When it comes to Corporate Risk Management and Governance, a company’s Board of Directors will play a vital and pivotal role for the effective governance of its bank. This isn’t always easy to understand, though. A board’s role in corporate risk management and governance can be a tangled web, leading members of the company to ask questions like, “who is the Board accountable to?” or “what exactly is the Board’s goals anyway?”
While it’s true that the Board plays an important role in this type of governance, saying that just isn’t enough to paint the clear picture of how they manage their governance, what responsibilities this should entail, and who they’re held accountable to during this process.
In this article we’ll aim to answer many of the questions you might have about the main responsibilities of a Board of Directions in corporate risk management and bank governance. Read on to get more info and to answer any questions you might have.
Who is the Board Accountable To?
First, let’s talk accountability — when it comes to the Board, who are they being held to? Do they have a check and balance in their system, or are they the end-all-be-all in the governance of the bank?
To put it simply, this isn’t the case at all.
A much more complicated answer revolves around the nature of the Board of Directors. While, hierarchically, they’re the top of the food chain, so to speak, hierarchy isn’t the best way to describe the system. The Board, rather, works in a system of checks and balances, and the Board is held accountable by various groups, such as the shareholders, regulators, and stakeholders in the company.
What is the Board’s Role?
To put it simply, the Board’s role in the governance of the bank is going to be incredibly different and distinct from a management perspective or a management role — they should be responsible for the overall direction of the bank. Rather, the Board should be responsible for the oversight of the bank, but not worry about dealing with the day-to-day functions of this governance.
We’ll lay out a few of the Board’s primary responsibilities here:
· Overseeing management
· Providing organizational leadership and setting and organizational example
· Honing the core corporate values

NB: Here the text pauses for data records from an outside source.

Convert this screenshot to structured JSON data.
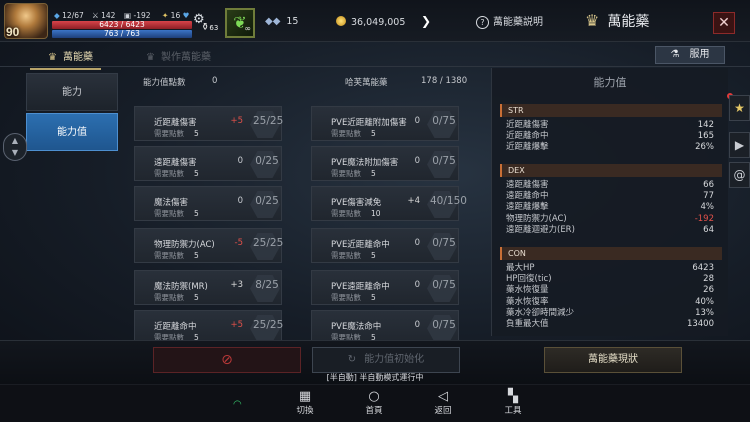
{
  "hud": {
    "level": "90",
    "small_stat_1": "12/67",
    "small_stat_2": "142",
    "small_stat_3": "-192",
    "small_stat_4": "16",
    "hp_text": "6423 / 6423",
    "mp_text": "763 / 763",
    "potion_count": "63",
    "skill_label": "∞",
    "crystals": "15",
    "gold": "36,049,005",
    "help_label": "萬能藥説明",
    "page_title": "萬能藥",
    "close_label": "✕"
  },
  "tabs": [
    {
      "label": "萬能藥"
    },
    {
      "label": "製作萬能藥"
    }
  ],
  "use_button": "服用",
  "side_menu": [
    {
      "label": "能力"
    },
    {
      "label": "能力值"
    }
  ],
  "summary": {
    "points_label": "能力值點數",
    "points_value": "0",
    "elixir_label": "哈芙萬能藥",
    "elixir_value": "178 / 1380"
  },
  "cards_left": [
    {
      "name": "近距離傷害",
      "req_label": "需要點數",
      "req": "5",
      "bonus": "+5",
      "level": "25/25"
    },
    {
      "name": "遠距離傷害",
      "req_label": "需要點數",
      "req": "5",
      "bonus": "0",
      "level": "0/25"
    },
    {
      "name": "魔法傷害",
      "req_label": "需要點數",
      "req": "5",
      "bonus": "0",
      "level": "0/25"
    },
    {
      "name": "物理防禦力(AC)",
      "req_label": "需要點數",
      "req": "5",
      "bonus": "-5",
      "level": "25/25"
    },
    {
      "name": "魔法防禦(MR)",
      "req_label": "需要點數",
      "req": "5",
      "bonus": "+3",
      "level": "8/25"
    },
    {
      "name": "近距離命中",
      "req_label": "需要點數",
      "req": "5",
      "bonus": "+5",
      "level": "25/25"
    }
  ],
  "cards_right": [
    {
      "name": "PVE近距離附加傷害",
      "req_label": "需要點數",
      "req": "5",
      "bonus": "0",
      "level": "0/75"
    },
    {
      "name": "PVE魔法附加傷害",
      "req_label": "需要點數",
      "req": "5",
      "bonus": "0",
      "level": "0/75"
    },
    {
      "name": "PVE傷害減免",
      "req_label": "需要點數",
      "req": "10",
      "bonus": "+4",
      "level": "40/150"
    },
    {
      "name": "PVE近距離命中",
      "req_label": "需要點數",
      "req": "5",
      "bonus": "0",
      "level": "0/75"
    },
    {
      "name": "PVE遠距離命中",
      "req_label": "需要點數",
      "req": "5",
      "bonus": "0",
      "level": "0/75"
    },
    {
      "name": "PVE魔法命中",
      "req_label": "需要點數",
      "req": "5",
      "bonus": "0",
      "level": "0/75"
    }
  ],
  "stat_panel": {
    "title": "能力值",
    "str": {
      "title": "STR",
      "rows": [
        {
          "k": "近距離傷害",
          "v": "142"
        },
        {
          "k": "近距離命中",
          "v": "165"
        },
        {
          "k": "近距離爆擊",
          "v": "26%"
        }
      ]
    },
    "dex": {
      "title": "DEX",
      "rows": [
        {
          "k": "遠距離傷害",
          "v": "66"
        },
        {
          "k": "遠距離命中",
          "v": "77"
        },
        {
          "k": "遠距離爆擊",
          "v": "4%"
        },
        {
          "k": "物理防禦力(AC)",
          "v": "-192"
        },
        {
          "k": "遠距離迴避力(ER)",
          "v": "64"
        }
      ]
    },
    "con": {
      "title": "CON",
      "rows": [
        {
          "k": "最大HP",
          "v": "6423"
        },
        {
          "k": "HP回復(tic)",
          "v": "28"
        },
        {
          "k": "藥水恢復量",
          "v": "26"
        },
        {
          "k": "藥水恢復率",
          "v": "40%"
        },
        {
          "k": "藥水冷卻時間減少",
          "v": "13%"
        },
        {
          "k": "負重最大值",
          "v": "13400"
        }
      ]
    }
  },
  "bottom": {
    "reset_label": "能力值初始化",
    "status_label": "萬能藥現狀",
    "system_message": "[半自動] 半自動模式運行中"
  },
  "navbar": [
    {
      "label": "切換"
    },
    {
      "label": "首頁"
    },
    {
      "label": "返回"
    },
    {
      "label": "工具"
    }
  ],
  "colors": {
    "accent_blue": "#2c6fb0",
    "gold_text": "#e8dcb4",
    "negative": "#e2514a",
    "str_section": "#c96f36"
  }
}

· Establishing an ethical framework for their corporate structure
· Facilitate the bank’s strategic direction
· Develop a framework to control risk culture and risk appetite
· Oversight of talent management and senor management, including portions of their recruiting, planning, and compensation.
As you can see the Board oversees plenty of different aspects dealing with the governance of the bank, including holding management accountable — especially when it comes to the bank’s risk appetite. Regardless of the responsibility or specific task, all of the Board’s actions should be aimed toward ensuring the bank is operating in a safe, sound way and always complying with laws, regulations, and other requirements.
What Should the Board’s Qualifications Be?
Not just anyone can function on the Board of Directors, and in fact, there should be both general and specific qualifications for both individual members of the board, and the board as a whole. The ideal board is going to be crafted by a mix of diversified people, for example, those with a mix of knowledge are typically going to make up the most well-rounded, ideal board of directors. Diversity is an especially important ingredient when crafting the ideal board of directors. For example, a good board candidate will have a record of integrity, as well as the capability to disclose any relations or potential conflicts of interests that would require them to abstain from consideration for certain issues. The board needs to actively seek a diverse pool of candidates, this includes selecting people of all ethnicities, genders and diverse subject matter expertise.
Executives who are well-versed in risk management, as well as other areas of the governance of the company, should be considered when adding members to the board of directors. Diversity of experience in various areas of risk and controls, as well as the importance of seeking external advisory independent from management from time to time, is one of the best ways to ensure diversity in a board. In this way, it’s important to have a top-down approach in risk management by involving the board and communicative to always strive toward a proactive approach, rather than be stuck in a reactive or retroactive approach.
While qualifications will always vary, it’s important to have a Board that has people in different expertise fields dealing with the bank’s size, risk profile, complexity, strategy, and the ability to understand the organizational complexities and the risks that are unique to the bank itself.